* [What the task asks]: Every entry has to be restated word for word.

* [Data provided]:

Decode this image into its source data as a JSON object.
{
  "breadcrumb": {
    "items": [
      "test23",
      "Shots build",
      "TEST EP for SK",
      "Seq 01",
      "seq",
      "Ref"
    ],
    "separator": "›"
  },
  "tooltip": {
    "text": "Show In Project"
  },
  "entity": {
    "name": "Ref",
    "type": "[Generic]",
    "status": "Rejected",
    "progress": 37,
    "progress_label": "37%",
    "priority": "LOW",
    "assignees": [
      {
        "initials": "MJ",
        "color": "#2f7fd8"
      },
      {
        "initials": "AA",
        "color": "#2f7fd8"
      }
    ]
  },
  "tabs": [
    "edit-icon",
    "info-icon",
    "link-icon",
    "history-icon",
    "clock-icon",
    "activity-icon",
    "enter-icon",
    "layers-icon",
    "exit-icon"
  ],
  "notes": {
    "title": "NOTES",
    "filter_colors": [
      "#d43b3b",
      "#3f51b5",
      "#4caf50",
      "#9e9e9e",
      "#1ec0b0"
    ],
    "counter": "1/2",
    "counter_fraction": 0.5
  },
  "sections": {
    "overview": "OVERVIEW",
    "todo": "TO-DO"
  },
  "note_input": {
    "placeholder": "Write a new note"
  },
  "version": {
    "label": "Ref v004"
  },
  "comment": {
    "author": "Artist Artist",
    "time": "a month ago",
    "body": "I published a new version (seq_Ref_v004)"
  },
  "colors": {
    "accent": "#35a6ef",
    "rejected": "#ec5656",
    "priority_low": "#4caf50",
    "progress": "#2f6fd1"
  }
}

* [Task output]:
Decode this image into its source data as a JSON object.
{
  "breadcrumb": {
    "items": [
      "test23",
      "Shots build",
      "TEST EP for SK",
      "Seq 01",
      "seq",
      "Ref"
    ],
    "separator": "›"
  },
  "tooltip": {
    "text": "Show In Project"
  },
  "entity": {
    "name": "Ref",
    "type": "[Generic]",
    "status": "Rejected",
    "progress": 37,
    "progress_label": "37%",
    "priority": "LOW",
    "assignees": [
      {
        "initials": "MJ",
        "color": "#2f7fd8"
      },
      {
        "initials": "AA",
        "color": "#2f7fd8"
      }
    ]
  },
  "tabs": [
    "edit-icon",
    "info-icon",
    "link-icon",
    "history-icon",
    "clock-icon",
    "activity-icon",
    "enter-icon",
    "layers-icon",
    "exit-icon"
  ],
  "notes": {
    "title": "NOTES",
    "filter_colors": [
      "#d43b3b",
      "#3f51b5",
      "#4caf50",
      "#9e9e9e",
      "#1ec0b0"
    ],
    "counter": "1/2",
    "counter_fraction": 0.5
  },
  "sections": {
    "overview": "OVERVIEW",
    "todo": "TO-DO"
  },
  "note_input": {
    "placeholder": "Write a new note"
  },
  "version": {
    "label": "Ref v004"
  },
  "comment": {
    "author": "Artist Artist",
    "time": "a month ago",
    "body": "I published a new version (seq_Ref_v004)"
  },
  "colors": {
    "accent": "#35a6ef",
    "rejected": "#ec5656",
    "priority_low": "#4caf50",
    "progress": "#2f6fd1"
  }
}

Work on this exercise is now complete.